Page and application data records >>
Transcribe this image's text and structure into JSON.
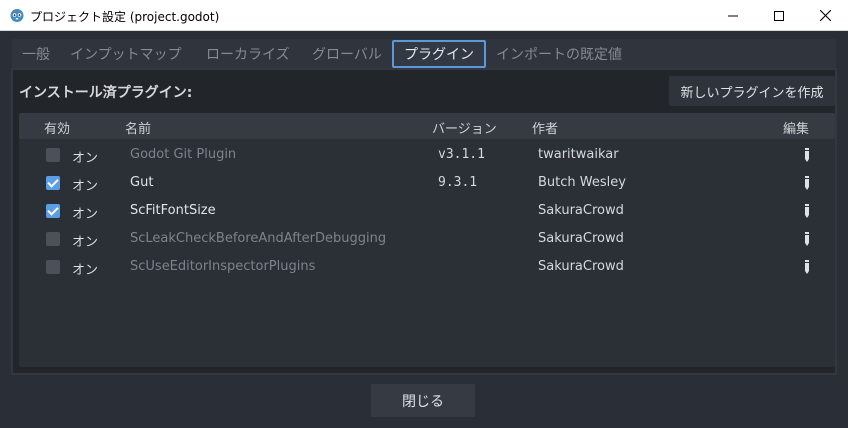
{
  "window": {
    "title": "プロジェクト設定 (project.godot)",
    "icon": "godot-icon"
  },
  "tabs": [
    {
      "label": "一般",
      "active": false
    },
    {
      "label": "インプットマップ",
      "active": false
    },
    {
      "label": "ローカライズ",
      "active": false
    },
    {
      "label": "グローバル",
      "active": false
    },
    {
      "label": "プラグイン",
      "active": true
    },
    {
      "label": "インポートの既定値",
      "active": false
    }
  ],
  "plugins_panel": {
    "label": "インストール済プラグイン:",
    "create_button": "新しいプラグインを作成"
  },
  "table": {
    "headers": {
      "enabled": "有効",
      "name": "名前",
      "version": "バージョン",
      "author": "作者",
      "edit": "編集"
    },
    "rows": [
      {
        "checked": false,
        "toggle": "オン",
        "name": "Godot Git Plugin",
        "version": "v3.1.1",
        "author": "twaritwaikar"
      },
      {
        "checked": true,
        "toggle": "オン",
        "name": "Gut",
        "version": "9.3.1",
        "author": "Butch Wesley"
      },
      {
        "checked": true,
        "toggle": "オン",
        "name": "ScFitFontSize",
        "version": "",
        "author": "SakuraCrowd"
      },
      {
        "checked": false,
        "toggle": "オン",
        "name": "ScLeakCheckBeforeAndAfterDebugging",
        "version": "",
        "author": "SakuraCrowd"
      },
      {
        "checked": false,
        "toggle": "オン",
        "name": "ScUseEditorInspectorPlugins",
        "version": "",
        "author": "SakuraCrowd"
      }
    ]
  },
  "footer": {
    "close_button": "閉じる"
  },
  "colors": {
    "accent": "#5a9ad9",
    "checkbox_checked": "#5b9ee6",
    "background": "#2a2e36"
  }
}
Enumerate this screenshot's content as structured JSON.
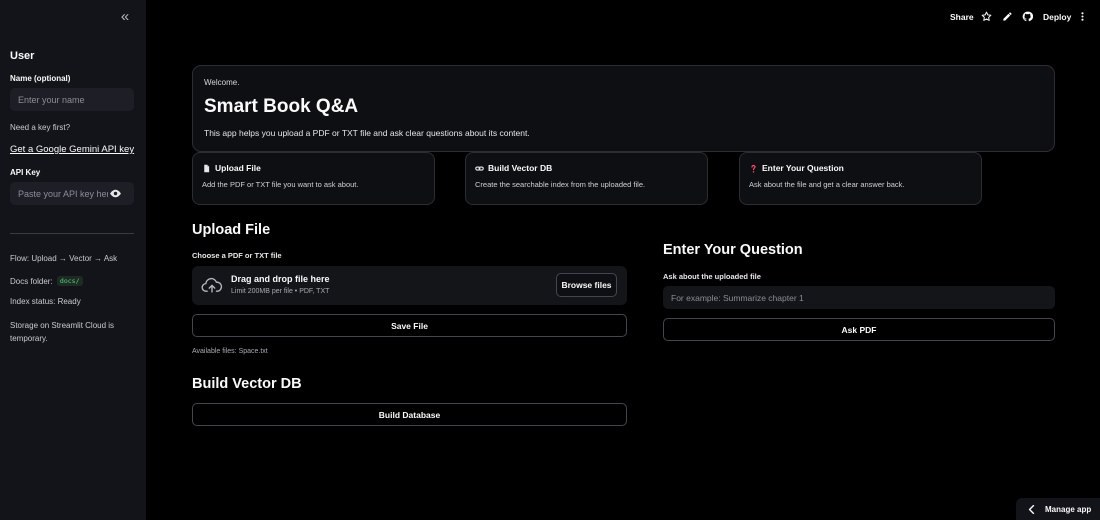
{
  "sidebar": {
    "collapse_glyph": "«",
    "heading": "User",
    "name_label": "Name (optional)",
    "name_placeholder": "Enter your name",
    "need_key": "Need a key first?",
    "gemini_link": "Get a Google Gemini API key",
    "api_key_label": "API Key",
    "api_key_placeholder": "Paste your API key here",
    "flow": "Flow: Upload → Vector → Ask",
    "docs_folder_label": "Docs folder:",
    "docs_folder_value": "docs/",
    "index_status": "Index status: Ready",
    "storage_note": "Storage on Streamlit Cloud is temporary."
  },
  "topbar": {
    "share": "Share",
    "deploy": "Deploy"
  },
  "welcome": {
    "small": "Welcome.",
    "title": "Smart Book Q&A",
    "description": "This app helps you upload a PDF or TXT file and ask clear questions about its content."
  },
  "steps": [
    {
      "title": "Upload File",
      "desc": "Add the PDF or TXT file you want to ask about.",
      "icon": "document-icon"
    },
    {
      "title": "Build Vector DB",
      "desc": "Create the searchable index from the uploaded file.",
      "icon": "link-icon"
    },
    {
      "title": "Enter Your Question",
      "desc": "Ask about the file and get a clear answer back.",
      "icon": "question-icon"
    }
  ],
  "upload": {
    "title": "Upload File",
    "label": "Choose a PDF or TXT file",
    "drop_title": "Drag and drop file here",
    "drop_sub": "Limit 200MB per file • PDF, TXT",
    "browse": "Browse files",
    "save": "Save File",
    "available": "Available files: Space.txt"
  },
  "vector": {
    "title": "Build Vector DB",
    "build": "Build Database"
  },
  "question": {
    "title": "Enter Your Question",
    "label": "Ask about the uploaded file",
    "placeholder": "For example: Summarize chapter 1",
    "ask": "Ask PDF"
  },
  "footer": {
    "manage_app": "Manage app"
  },
  "colors": {
    "background": "#000000",
    "sidebar": "#131419",
    "card_border": "#2b2d33",
    "question_icon": "#ff4b6e",
    "code_chip": "#4fd680"
  }
}
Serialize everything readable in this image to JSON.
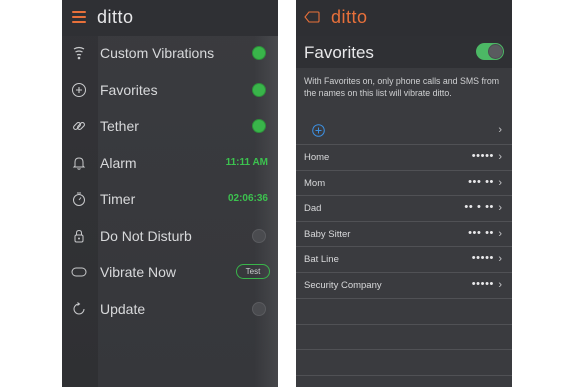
{
  "left": {
    "app_title": "ditto",
    "rows": [
      {
        "label": "Custom Vibrations",
        "icon": "vibration-icon",
        "state": "on"
      },
      {
        "label": "Favorites",
        "icon": "plus-circle-icon",
        "state": "on"
      },
      {
        "label": "Tether",
        "icon": "link-icon",
        "state": "on"
      },
      {
        "label": "Alarm",
        "icon": "bell-icon",
        "time": "11:11 AM"
      },
      {
        "label": "Timer",
        "icon": "timer-icon",
        "time": "02:06:36"
      },
      {
        "label": "Do Not Disturb",
        "icon": "lock-icon",
        "state": "off"
      },
      {
        "label": "Vibrate Now",
        "icon": "vibrate-now-icon",
        "button": "Test"
      },
      {
        "label": "Update",
        "icon": "refresh-icon",
        "state": "off"
      }
    ]
  },
  "right": {
    "app_title": "ditto",
    "section_title": "Favorites",
    "toggle_state": "on",
    "description": "With Favorites on, only phone calls and SMS from the names on this list will vibrate ditto.",
    "contacts": [
      {
        "name": "Home",
        "pattern": "•••••"
      },
      {
        "name": "Mom",
        "pattern": "••• ••"
      },
      {
        "name": "Dad",
        "pattern": "•• • ••"
      },
      {
        "name": "Baby Sitter",
        "pattern": "••• ••"
      },
      {
        "name": "Bat Line",
        "pattern": "•••••"
      },
      {
        "name": "Security Company",
        "pattern": "•••••"
      }
    ]
  },
  "colors": {
    "accent_orange": "#e8703a",
    "status_green": "#39b54a",
    "time_green": "#3cc24f",
    "panel_bg": "#3a3b3f"
  }
}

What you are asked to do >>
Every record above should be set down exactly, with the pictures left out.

Answer space >>
Transcribe this image's text and structure into JSON.
{
  "window": {
    "title": "プロジェクト設定 (project.godot)",
    "icon": "godot-icon"
  },
  "tabs": [
    {
      "label": "一般",
      "active": false
    },
    {
      "label": "インプットマップ",
      "active": false
    },
    {
      "label": "ローカライズ",
      "active": false
    },
    {
      "label": "グローバル",
      "active": false
    },
    {
      "label": "プラグイン",
      "active": true
    },
    {
      "label": "インポートの既定値",
      "active": false
    }
  ],
  "plugins_panel": {
    "label": "インストール済プラグイン:",
    "create_button": "新しいプラグインを作成"
  },
  "table": {
    "headers": {
      "enabled": "有効",
      "name": "名前",
      "version": "バージョン",
      "author": "作者",
      "edit": "編集"
    },
    "rows": [
      {
        "checked": false,
        "toggle": "オン",
        "name": "Godot Git Plugin",
        "version": "v3.1.1",
        "author": "twaritwaikar"
      },
      {
        "checked": true,
        "toggle": "オン",
        "name": "Gut",
        "version": "9.3.1",
        "author": "Butch Wesley"
      },
      {
        "checked": true,
        "toggle": "オン",
        "name": "ScFitFontSize",
        "version": "",
        "author": "SakuraCrowd"
      },
      {
        "checked": false,
        "toggle": "オン",
        "name": "ScLeakCheckBeforeAndAfterDebugging",
        "version": "",
        "author": "SakuraCrowd"
      },
      {
        "checked": false,
        "toggle": "オン",
        "name": "ScUseEditorInspectorPlugins",
        "version": "",
        "author": "SakuraCrowd"
      }
    ]
  },
  "footer": {
    "close_button": "閉じる"
  },
  "colors": {
    "accent": "#5a9ad9",
    "checkbox_checked": "#5b9ee6",
    "background": "#2a2e36"
  }
}
Enumerate this screenshot's content as structured JSON.
{
  "sidebar": {
    "collapse_glyph": "«",
    "heading": "User",
    "name_label": "Name (optional)",
    "name_placeholder": "Enter your name",
    "need_key": "Need a key first?",
    "gemini_link": "Get a Google Gemini API key",
    "api_key_label": "API Key",
    "api_key_placeholder": "Paste your API key here",
    "flow": "Flow: Upload → Vector → Ask",
    "docs_folder_label": "Docs folder:",
    "docs_folder_value": "docs/",
    "index_status": "Index status: Ready",
    "storage_note": "Storage on Streamlit Cloud is temporary."
  },
  "topbar": {
    "share": "Share",
    "deploy": "Deploy"
  },
  "welcome": {
    "small": "Welcome.",
    "title": "Smart Book Q&A",
    "description": "This app helps you upload a PDF or TXT file and ask clear questions about its content."
  },
  "steps": [
    {
      "title": "Upload File",
      "desc": "Add the PDF or TXT file you want to ask about.",
      "icon": "document-icon"
    },
    {
      "title": "Build Vector DB",
      "desc": "Create the searchable index from the uploaded file.",
      "icon": "link-icon"
    },
    {
      "title": "Enter Your Question",
      "desc": "Ask about the file and get a clear answer back.",
      "icon": "question-icon"
    }
  ],
  "upload": {
    "title": "Upload File",
    "label": "Choose a PDF or TXT file",
    "drop_title": "Drag and drop file here",
    "drop_sub": "Limit 200MB per file • PDF, TXT",
    "browse": "Browse files",
    "save": "Save File",
    "available": "Available files: Space.txt"
  },
  "vector": {
    "title": "Build Vector DB",
    "build": "Build Database"
  },
  "question": {
    "title": "Enter Your Question",
    "label": "Ask about the uploaded file",
    "placeholder": "For example: Summarize chapter 1",
    "ask": "Ask PDF"
  },
  "footer": {
    "manage_app": "Manage app"
  },
  "colors": {
    "background": "#000000",
    "sidebar": "#131419",
    "card_border": "#2b2d33",
    "question_icon": "#ff4b6e",
    "code_chip": "#4fd680"
  }
}
Serialize everything readable in this image to JSON.
{
  "left": {
    "app_title": "ditto",
    "rows": [
      {
        "label": "Custom Vibrations",
        "icon": "vibration-icon",
        "state": "on"
      },
      {
        "label": "Favorites",
        "icon": "plus-circle-icon",
        "state": "on"
      },
      {
        "label": "Tether",
        "icon": "link-icon",
        "state": "on"
      },
      {
        "label": "Alarm",
        "icon": "bell-icon",
        "time": "11:11 AM"
      },
      {
        "label": "Timer",
        "icon": "timer-icon",
        "time": "02:06:36"
      },
      {
        "label": "Do Not Disturb",
        "icon": "lock-icon",
        "state": "off"
      },
      {
        "label": "Vibrate Now",
        "icon": "vibrate-now-icon",
        "button": "Test"
      },
      {
        "label": "Update",
        "icon": "refresh-icon",
        "state": "off"
      }
    ]
  },
  "right": {
    "app_title": "ditto",
    "section_title": "Favorites",
    "toggle_state": "on",
    "description": "With Favorites on, only phone calls and SMS from the names on this list will vibrate ditto.",
    "contacts": [
      {
        "name": "Home",
        "pattern": "•••••"
      },
      {
        "name": "Mom",
        "pattern": "••• ••"
      },
      {
        "name": "Dad",
        "pattern": "•• • ••"
      },
      {
        "name": "Baby Sitter",
        "pattern": "••• ••"
      },
      {
        "name": "Bat Line",
        "pattern": "•••••"
      },
      {
        "name": "Security Company",
        "pattern": "•••••"
      }
    ]
  },
  "colors": {
    "accent_orange": "#e8703a",
    "status_green": "#39b54a",
    "time_green": "#3cc24f",
    "panel_bg": "#3a3b3f"
  }
}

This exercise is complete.